Top of Task data
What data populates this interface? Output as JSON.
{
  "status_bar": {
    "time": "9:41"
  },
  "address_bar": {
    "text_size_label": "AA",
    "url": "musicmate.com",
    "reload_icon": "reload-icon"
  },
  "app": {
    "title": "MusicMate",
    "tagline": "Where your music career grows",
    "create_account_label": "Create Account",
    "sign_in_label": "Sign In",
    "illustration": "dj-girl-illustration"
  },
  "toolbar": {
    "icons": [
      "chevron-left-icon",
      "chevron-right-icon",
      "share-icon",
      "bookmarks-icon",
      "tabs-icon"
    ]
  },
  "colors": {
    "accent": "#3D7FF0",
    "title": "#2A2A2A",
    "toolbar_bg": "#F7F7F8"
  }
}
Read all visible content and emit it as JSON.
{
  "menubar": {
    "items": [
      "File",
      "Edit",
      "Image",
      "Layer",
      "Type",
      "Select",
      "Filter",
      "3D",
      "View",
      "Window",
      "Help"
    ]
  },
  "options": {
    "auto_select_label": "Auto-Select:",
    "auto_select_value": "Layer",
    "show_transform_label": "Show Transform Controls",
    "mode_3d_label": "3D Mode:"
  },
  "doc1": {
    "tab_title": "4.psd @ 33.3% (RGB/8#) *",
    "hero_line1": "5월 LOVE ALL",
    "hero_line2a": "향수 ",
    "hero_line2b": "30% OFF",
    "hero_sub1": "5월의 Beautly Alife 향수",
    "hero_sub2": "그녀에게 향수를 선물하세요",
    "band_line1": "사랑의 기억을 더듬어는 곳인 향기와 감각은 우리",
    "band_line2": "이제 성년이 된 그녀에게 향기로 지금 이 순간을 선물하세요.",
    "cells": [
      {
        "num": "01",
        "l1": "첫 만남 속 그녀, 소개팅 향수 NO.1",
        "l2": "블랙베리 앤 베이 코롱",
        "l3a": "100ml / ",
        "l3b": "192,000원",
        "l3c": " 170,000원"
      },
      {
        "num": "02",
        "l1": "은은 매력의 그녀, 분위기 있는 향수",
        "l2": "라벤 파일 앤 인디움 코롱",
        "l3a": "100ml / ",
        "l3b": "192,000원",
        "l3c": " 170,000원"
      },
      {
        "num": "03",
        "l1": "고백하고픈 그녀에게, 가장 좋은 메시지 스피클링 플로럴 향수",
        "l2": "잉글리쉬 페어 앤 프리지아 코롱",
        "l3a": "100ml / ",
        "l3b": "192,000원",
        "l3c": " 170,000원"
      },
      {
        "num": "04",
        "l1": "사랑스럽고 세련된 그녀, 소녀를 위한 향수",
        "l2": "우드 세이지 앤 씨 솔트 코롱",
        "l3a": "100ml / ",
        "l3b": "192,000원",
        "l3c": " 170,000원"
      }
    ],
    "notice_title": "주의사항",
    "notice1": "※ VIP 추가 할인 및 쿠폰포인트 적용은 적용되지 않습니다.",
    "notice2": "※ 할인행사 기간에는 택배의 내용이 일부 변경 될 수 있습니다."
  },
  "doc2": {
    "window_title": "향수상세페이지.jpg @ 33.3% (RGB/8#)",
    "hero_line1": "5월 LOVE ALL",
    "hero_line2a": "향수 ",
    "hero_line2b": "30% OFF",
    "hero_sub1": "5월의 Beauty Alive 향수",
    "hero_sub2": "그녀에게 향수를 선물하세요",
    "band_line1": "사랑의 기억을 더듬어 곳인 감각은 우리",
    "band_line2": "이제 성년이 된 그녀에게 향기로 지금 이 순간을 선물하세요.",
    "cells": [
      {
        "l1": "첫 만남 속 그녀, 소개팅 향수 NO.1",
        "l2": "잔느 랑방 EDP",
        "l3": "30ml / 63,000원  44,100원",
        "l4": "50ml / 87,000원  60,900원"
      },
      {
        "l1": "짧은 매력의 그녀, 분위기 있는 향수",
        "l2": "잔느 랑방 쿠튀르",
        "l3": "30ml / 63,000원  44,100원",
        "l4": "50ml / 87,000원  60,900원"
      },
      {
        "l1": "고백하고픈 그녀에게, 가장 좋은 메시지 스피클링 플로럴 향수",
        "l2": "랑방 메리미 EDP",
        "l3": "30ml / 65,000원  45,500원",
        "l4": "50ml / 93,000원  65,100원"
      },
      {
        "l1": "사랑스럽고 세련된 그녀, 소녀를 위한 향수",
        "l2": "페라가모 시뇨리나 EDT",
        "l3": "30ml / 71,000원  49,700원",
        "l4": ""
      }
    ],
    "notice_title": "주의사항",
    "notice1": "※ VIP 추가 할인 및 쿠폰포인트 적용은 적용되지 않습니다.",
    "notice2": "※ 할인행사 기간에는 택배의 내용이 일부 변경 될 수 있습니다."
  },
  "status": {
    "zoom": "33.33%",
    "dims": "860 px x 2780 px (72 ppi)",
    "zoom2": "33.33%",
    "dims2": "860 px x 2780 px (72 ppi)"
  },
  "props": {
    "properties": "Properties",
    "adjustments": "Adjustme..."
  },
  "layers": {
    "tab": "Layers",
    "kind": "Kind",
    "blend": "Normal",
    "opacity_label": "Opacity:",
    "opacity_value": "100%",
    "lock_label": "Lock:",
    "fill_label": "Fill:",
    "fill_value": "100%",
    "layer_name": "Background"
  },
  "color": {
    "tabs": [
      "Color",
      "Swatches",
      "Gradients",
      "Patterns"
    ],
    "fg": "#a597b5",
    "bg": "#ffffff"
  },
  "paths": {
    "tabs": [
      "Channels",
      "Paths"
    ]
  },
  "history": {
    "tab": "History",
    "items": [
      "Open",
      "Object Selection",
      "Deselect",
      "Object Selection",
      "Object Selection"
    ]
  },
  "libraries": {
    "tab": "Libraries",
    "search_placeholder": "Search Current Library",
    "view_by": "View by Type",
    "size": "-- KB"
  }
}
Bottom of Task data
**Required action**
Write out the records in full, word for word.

**Completed exercise**
What data populates this interface? Output as JSON.
{
  "status_bar": {
    "time": "9:41"
  },
  "address_bar": {
    "text_size_label": "AA",
    "url": "musicmate.com",
    "reload_icon": "reload-icon"
  },
  "app": {
    "title": "MusicMate",
    "tagline": "Where your music career grows",
    "create_account_label": "Create Account",
    "sign_in_label": "Sign In",
    "illustration": "dj-girl-illustration"
  },
  "toolbar": {
    "icons": [
      "chevron-left-icon",
      "chevron-right-icon",
      "share-icon",
      "bookmarks-icon",
      "tabs-icon"
    ]
  },
  "colors": {
    "accent": "#3D7FF0",
    "title": "#2A2A2A",
    "toolbar_bg": "#F7F7F8"
  }
}
Read all visible content and emit it as JSON.
{
  "menubar": {
    "items": [
      "File",
      "Edit",
      "Image",
      "Layer",
      "Type",
      "Select",
      "Filter",
      "3D",
      "View",
      "Window",
      "Help"
    ]
  },
  "options": {
    "auto_select_label": "Auto-Select:",
    "auto_select_value": "Layer",
    "show_transform_label": "Show Transform Controls",
    "mode_3d_label": "3D Mode:"
  },
  "doc1": {
    "tab_title": "4.psd @ 33.3% (RGB/8#) *",
    "hero_line1": "5월 LOVE ALL",
    "hero_line2a": "향수 ",
    "hero_line2b": "30% OFF",
    "hero_sub1": "5월의 Beautly Alife 향수",
    "hero_sub2": "그녀에게 향수를 선물하세요",
    "band_line1": "사랑의 기억을 더듬어는 곳인 향기와 감각은 우리",
    "band_line2": "이제 성년이 된 그녀에게 향기로 지금 이 순간을 선물하세요.",
    "cells": [
      {
        "num": "01",
        "l1": "첫 만남 속 그녀, 소개팅 향수 NO.1",
        "l2": "블랙베리 앤 베이 코롱",
        "l3a": "100ml / ",
        "l3b": "192,000원",
        "l3c": " 170,000원"
      },
      {
        "num": "02",
        "l1": "은은 매력의 그녀, 분위기 있는 향수",
        "l2": "라벤 파일 앤 인디움 코롱",
        "l3a": "100ml / ",
        "l3b": "192,000원",
        "l3c": " 170,000원"
      },
      {
        "num": "03",
        "l1": "고백하고픈 그녀에게, 가장 좋은 메시지 스피클링 플로럴 향수",
        "l2": "잉글리쉬 페어 앤 프리지아 코롱",
        "l3a": "100ml / ",
        "l3b": "192,000원",
        "l3c": " 170,000원"
      },
      {
        "num": "04",
        "l1": "사랑스럽고 세련된 그녀, 소녀를 위한 향수",
        "l2": "우드 세이지 앤 씨 솔트 코롱",
        "l3a": "100ml / ",
        "l3b": "192,000원",
        "l3c": " 170,000원"
      }
    ],
    "notice_title": "주의사항",
    "notice1": "※ VIP 추가 할인 및 쿠폰포인트 적용은 적용되지 않습니다.",
    "notice2": "※ 할인행사 기간에는 택배의 내용이 일부 변경 될 수 있습니다."
  },
  "doc2": {
    "window_title": "향수상세페이지.jpg @ 33.3% (RGB/8#)",
    "hero_line1": "5월 LOVE ALL",
    "hero_line2a": "향수 ",
    "hero_line2b": "30% OFF",
    "hero_sub1": "5월의 Beauty Alive 향수",
    "hero_sub2": "그녀에게 향수를 선물하세요",
    "band_line1": "사랑의 기억을 더듬어 곳인 감각은 우리",
    "band_line2": "이제 성년이 된 그녀에게 향기로 지금 이 순간을 선물하세요.",
    "cells": [
      {
        "l1": "첫 만남 속 그녀, 소개팅 향수 NO.1",
        "l2": "잔느 랑방 EDP",
        "l3": "30ml / 63,000원  44,100원",
        "l4": "50ml / 87,000원  60,900원"
      },
      {
        "l1": "짧은 매력의 그녀, 분위기 있는 향수",
        "l2": "잔느 랑방 쿠튀르",
        "l3": "30ml / 63,000원  44,100원",
        "l4": "50ml / 87,000원  60,900원"
      },
      {
        "l1": "고백하고픈 그녀에게, 가장 좋은 메시지 스피클링 플로럴 향수",
        "l2": "랑방 메리미 EDP",
        "l3": "30ml / 65,000원  45,500원",
        "l4": "50ml / 93,000원  65,100원"
      },
      {
        "l1": "사랑스럽고 세련된 그녀, 소녀를 위한 향수",
        "l2": "페라가모 시뇨리나 EDT",
        "l3": "30ml / 71,000원  49,700원",
        "l4": ""
      }
    ],
    "notice_title": "주의사항",
    "notice1": "※ VIP 추가 할인 및 쿠폰포인트 적용은 적용되지 않습니다.",
    "notice2": "※ 할인행사 기간에는 택배의 내용이 일부 변경 될 수 있습니다."
  },
  "status": {
    "zoom": "33.33%",
    "dims": "860 px x 2780 px (72 ppi)",
    "zoom2": "33.33%",
    "dims2": "860 px x 2780 px (72 ppi)"
  },
  "props": {
    "properties": "Properties",
    "adjustments": "Adjustme..."
  },
  "layers": {
    "tab": "Layers",
    "kind": "Kind",
    "blend": "Normal",
    "opacity_label": "Opacity:",
    "opacity_value": "100%",
    "lock_label": "Lock:",
    "fill_label": "Fill:",
    "fill_value": "100%",
    "layer_name": "Background"
  },
  "color": {
    "tabs": [
      "Color",
      "Swatches",
      "Gradients",
      "Patterns"
    ],
    "fg": "#a597b5",
    "bg": "#ffffff"
  },
  "paths": {
    "tabs": [
      "Channels",
      "Paths"
    ]
  },
  "history": {
    "tab": "History",
    "items": [
      "Open",
      "Object Selection",
      "Deselect",
      "Object Selection",
      "Object Selection"
    ]
  },
  "libraries": {
    "tab": "Libraries",
    "search_placeholder": "Search Current Library",
    "view_by": "View by Type",
    "size": "-- KB"
  }
}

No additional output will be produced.